**Work instruction**
If a record contains a picture, drop the picture and copy everything else exactly.

--*--

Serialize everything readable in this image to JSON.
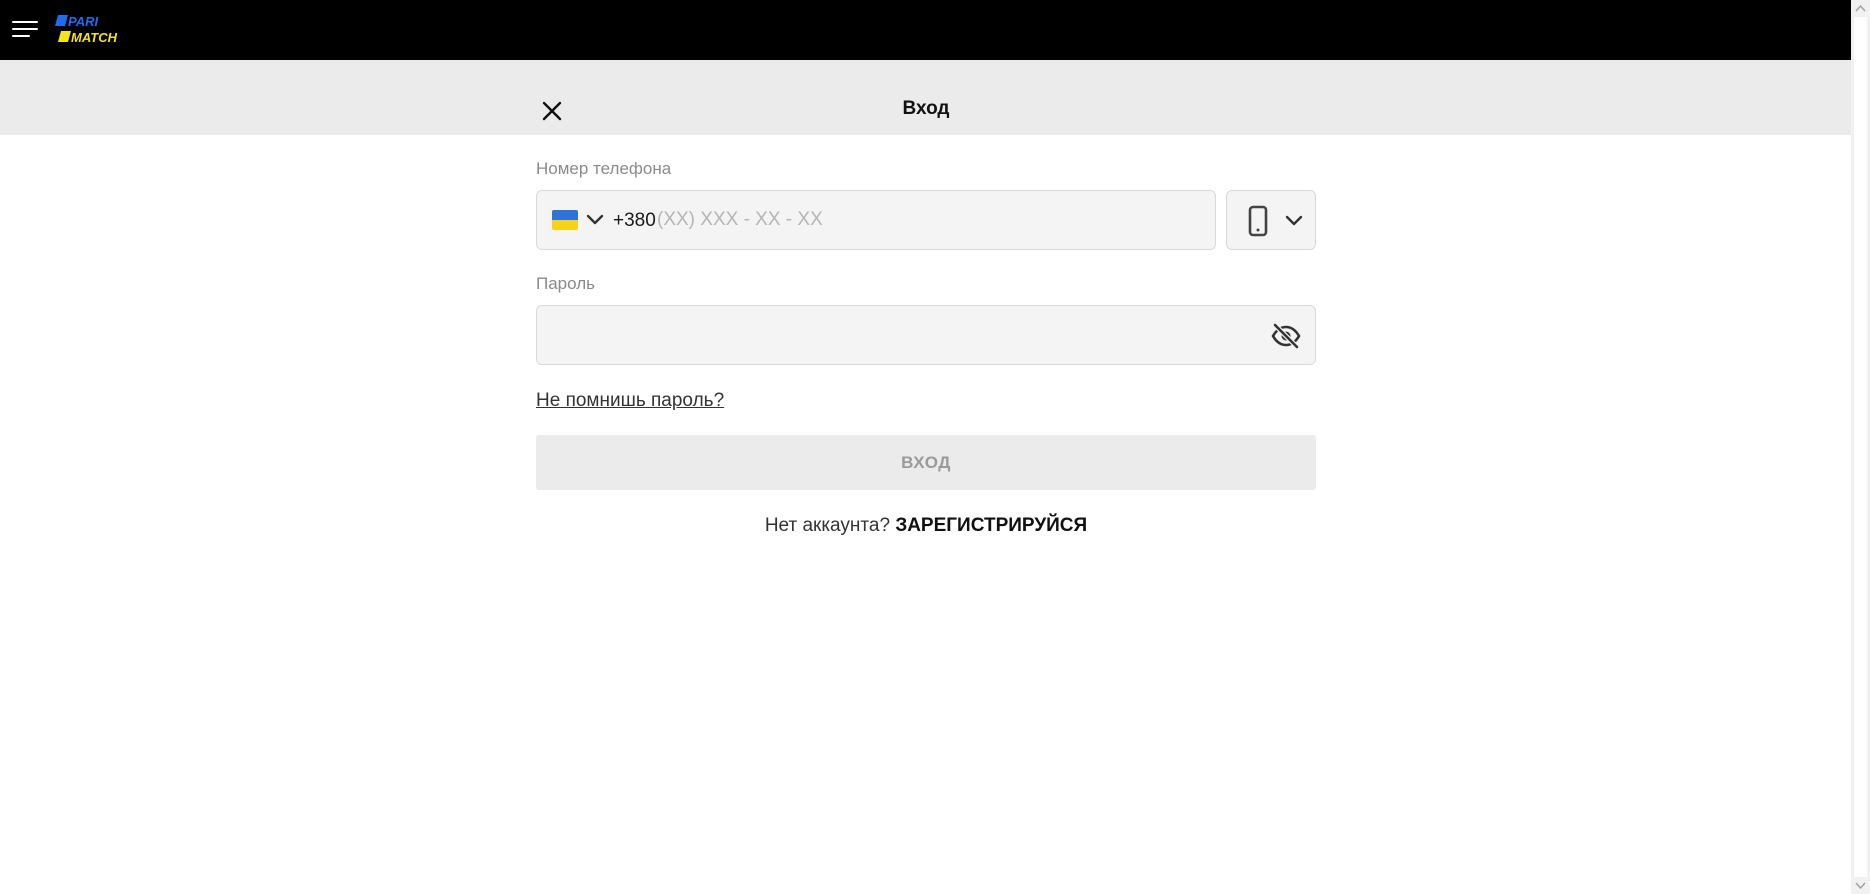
{
  "header": {
    "brand_line1": "PARI",
    "brand_line2": "MATCH",
    "brand_colors": {
      "line1": "#1e6cf2",
      "line2": "#f5e31a"
    }
  },
  "modal": {
    "title": "Вход"
  },
  "phone": {
    "label": "Номер телефона",
    "country_prefix": "+380",
    "placeholder": "(XX) XXX - XX - XX",
    "value": ""
  },
  "password": {
    "label": "Пароль",
    "value": ""
  },
  "forgot_password": "Не помнишь пароль?",
  "login_button": "ВХОД",
  "register": {
    "prompt": "Нет аккаунта?",
    "link": "ЗАРЕГИСТРИРУЙСЯ"
  },
  "icons": {
    "menu": "hamburger-icon",
    "close": "close-icon",
    "flag": "ukraine-flag-icon",
    "device": "smartphone-icon",
    "chevron": "chevron-down-icon",
    "visibility": "eye-off-icon"
  }
}
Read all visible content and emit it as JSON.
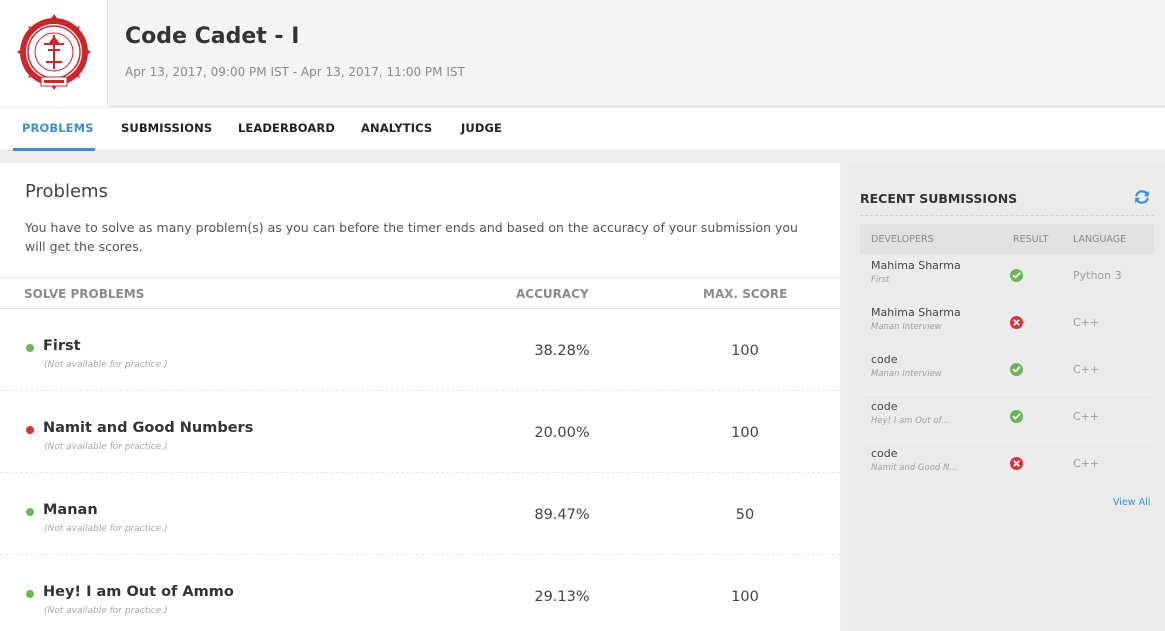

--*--

**Problem solution**
Serialize everything readable in this image to JSON.
{
  "header": {
    "brand_line1": "PARI",
    "brand_line2": "MATCH",
    "brand_colors": {
      "line1": "#1e6cf2",
      "line2": "#f5e31a"
    }
  },
  "modal": {
    "title": "Вход"
  },
  "phone": {
    "label": "Номер телефона",
    "country_prefix": "+380",
    "placeholder": "(XX) XXX - XX - XX",
    "value": ""
  },
  "password": {
    "label": "Пароль",
    "value": ""
  },
  "forgot_password": "Не помнишь пароль?",
  "login_button": "ВХОД",
  "register": {
    "prompt": "Нет аккаунта?",
    "link": "ЗАРЕГИСТРИРУЙСЯ"
  },
  "icons": {
    "menu": "hamburger-icon",
    "close": "close-icon",
    "flag": "ukraine-flag-icon",
    "device": "smartphone-icon",
    "chevron": "chevron-down-icon",
    "visibility": "eye-off-icon"
  }
}
Read all visible content and emit it as JSON.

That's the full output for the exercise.